Strong family backing

Pike said his father has been one of his biggest supporters -- when times were exciting and especially when times were trying.

Mark Pike was a linebacker who played 12 seasons in the NFL with the Buffalo Bills. He was considered a special-teams juggernaut for the Bills after lining up at both linebacker and defensive end in college at Georgia Tech.

"He's always been there supporting me, and he's been there to help me with my recruiting process," Pike said of his father. "He gives me all of his love and support."

Pike said the two weighed all the pros and cons of him attending Auburn, and he eventually chose the Tigers over offers from Michigan, Arkansas, North Carolina, Purdue, Clemson, Tennessee and a host of other schools.

There was something about Auburn, however, that stood out. He was recruited by Gus Malzahn and Trooper Taylor. Malzahn is the former offensive coordinator at Auburn who took a head-coaching job at Arkansas State. Taylor is an assistant head coach and wide receivers coach.

And before Pike gets the chance to showcase his skills at Auburn, he'll get a chance to show that, despite the rocky past, he belongs at the Army game with the rest of the nation's super-talented players.

[+] EnlargeZeke Pike
Damon Sayles/ESPN.comZeke Pike committed to Auburn over Michigan, Arkansas, UNC, Clemson and others.

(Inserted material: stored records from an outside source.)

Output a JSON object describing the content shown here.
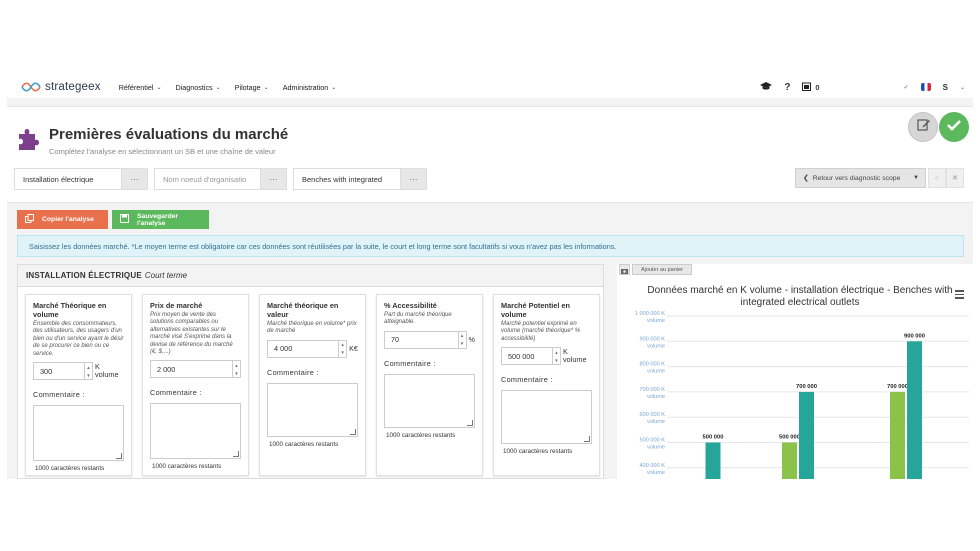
{
  "nav": {
    "brand": "strategeex",
    "menu": [
      "Référentiel",
      "Diagnostics",
      "Pilotage",
      "Administration"
    ],
    "help": "?",
    "notif_count": "0",
    "lang": "S"
  },
  "header": {
    "title": "Premières évaluations du marché",
    "subtitle": "Complétez l'analyse en sélectionnant un SB et une chaîne de valeur",
    "select1": "Installation électrique",
    "select2_placeholder": "Nom noeud d'organisatio",
    "select3": "Benches with integrated",
    "dots": "···",
    "retour": "Retour vers diagnostic scope"
  },
  "actions": {
    "copy": "Copier l'analyse",
    "save": "Sauvegarder l'analyse"
  },
  "info": "Saisissez les données marché. *Le moyen terme est obligatoire car ces données sont réutilisées par la suite, le court et long terme sont facultatifs si vous n'avez pas les informations.",
  "panel": {
    "title": "INSTALLATION ÉLECTRIQUE",
    "term": "Court terme",
    "comment_label": "Commentaire :",
    "remaining": "1000 caractères restants",
    "cards": [
      {
        "title": "Marché Théorique en volume",
        "desc": "Ensemble des consommateurs, des utilisateurs, des usagers d'un bien ou d'un service ayant le désir de se procurer ce bien ou ce service.",
        "value": "300",
        "unit": "K volume"
      },
      {
        "title": "Prix de marché",
        "desc": "Prix moyen de vente des solutions comparables ou alternatives existantes sur le marché visé S'exprime dans la devise de référence du marché (€, $,...)",
        "value": "2 000",
        "unit": ""
      },
      {
        "title": "Marché théorique en valeur",
        "desc": "Marché théorique en volume* prix de marché",
        "value": "4 000",
        "unit": "K€"
      },
      {
        "title": "% Accessibilité",
        "desc": "Part du marché théorique atteignable.",
        "value": "70",
        "unit": "%"
      },
      {
        "title": "Marché Potentiel en volume",
        "desc": "Marché potentiel exprimé en volume (marché théorique* % accessibilité)",
        "value": "500 000",
        "unit": "K volume"
      }
    ]
  },
  "chart_toolbar": {
    "panier": "Ajouter au panier"
  },
  "chart_data": {
    "type": "bar",
    "title": "Données marché en K volume - installation électrique - Benches with integrated electrical outlets",
    "ylabel": "",
    "y_tick_labels": [
      "1 000 000 K volume",
      "900 000 K volume",
      "800 000 K volume",
      "700 000 K volume",
      "600 000 K volume",
      "500 000 K volume",
      "400 000 K volume"
    ],
    "ylim": [
      400000,
      1000000
    ],
    "grid": true,
    "colors": {
      "green": "#8bc34a",
      "teal": "#26a69a"
    },
    "groups": [
      {
        "bars": [
          {
            "color": "teal",
            "value": 500000,
            "label": "500 000"
          }
        ]
      },
      {
        "bars": [
          {
            "color": "green",
            "value": 500000,
            "label": "500 000"
          },
          {
            "color": "teal",
            "value": 700000,
            "label": "700 000"
          }
        ]
      },
      {
        "bars": [
          {
            "color": "green",
            "value": 700000,
            "label": "700 000"
          },
          {
            "color": "teal",
            "value": 900000,
            "label": "900 000"
          }
        ]
      }
    ]
  }
}
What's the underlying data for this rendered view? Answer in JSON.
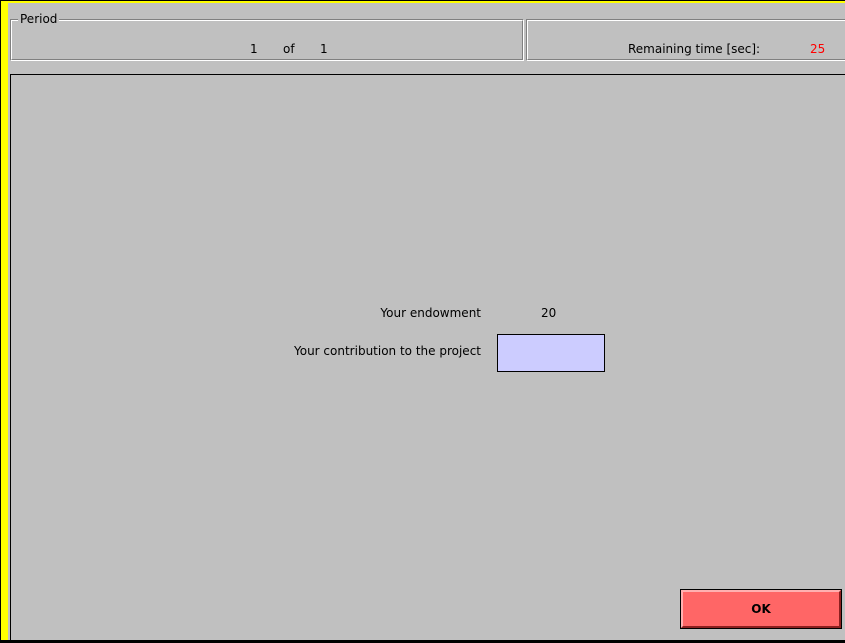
{
  "header": {
    "period": {
      "legend": "Period",
      "current": "1",
      "of_label": "of",
      "total": "1"
    },
    "timer": {
      "label": "Remaining time [sec]:",
      "value": "25",
      "value_color": "#ff0000"
    }
  },
  "form": {
    "endowment_label": "Your endowment",
    "endowment_value": "20",
    "contribution_label": "Your contribution to the project",
    "contribution_value": "",
    "contribution_placeholder": ""
  },
  "actions": {
    "ok_label": "OK"
  },
  "colors": {
    "frame_accent": "#ffff00",
    "panel_background": "#c0c0c0",
    "input_background": "#ccccff",
    "ok_button": "#ff6666"
  }
}
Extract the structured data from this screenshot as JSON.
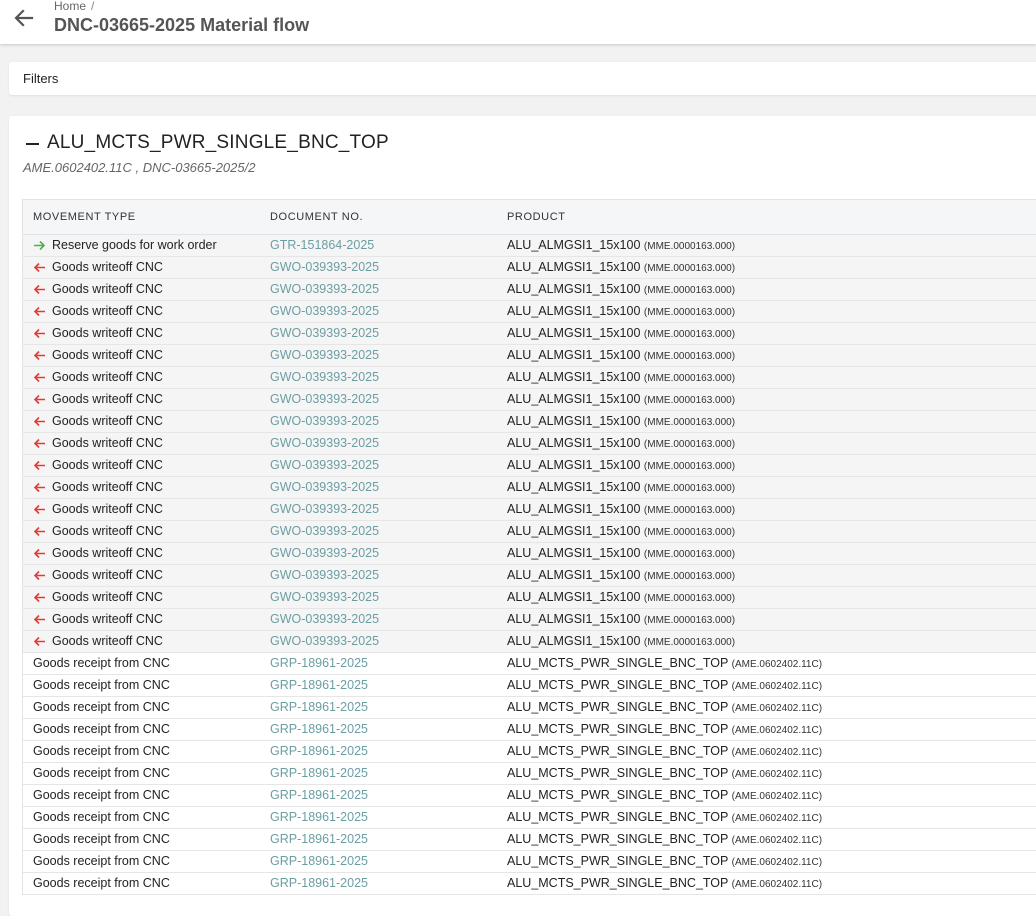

"There have been so many great players who have played in this game," Pike said. "It's just an honor to be in the same category as those guys.

"It's a journey of a lifetime. When you're young, you watch the game on TV, and you think about playing in it, but you don't know if you're ever going to make it. It's just an honor, and it's something I'm going to remember for the rest of my life."

Playing with a purpose

Pike said receiving the invitation to play in the Army game meant more than just playing against top players on a nationally televised stage. The game -- as well as the entire week the players are in San Antonio -- reminds him all of the sacrifices the military makes for the good of the nation.

"I chose this game because it represents so much for our country," Pike said. "We're playing for a reason, where some of the other games are a little more fun and do a little more activities outside of football. Here, I think all of the guys are here for the right reason."

All of the players performed community service around San Antonio on Wednesday. Pike helped out with the Wounded Warriors Project, which assists the injured members of the armed forces, as well as rescue workers and volunteers.

It's work such as this that helps keep Pike grounded and reminds him why he is here. It also is helping him send a message to those who have their own reservations about him. He's not a monster or someone who thrives on arrogance. He's a young football player who is continuing to blossom into adulthood.

And with that comes maturity -- an area in which Pike has shown vast improvements.

"I can't please everybody," Pike said. "All I can do is go out and be me. While I'm here, I'm going to show I'm the best quarterback in the country and do my part with community service in giving back to those who have given for us. You really don't realize what the men and women fighting for our country have done until you get down here."

Damon Sayles covers recruiting in the Midlands for ESPN Recruiting. He can be reached at dsaylesespn@gmail.com.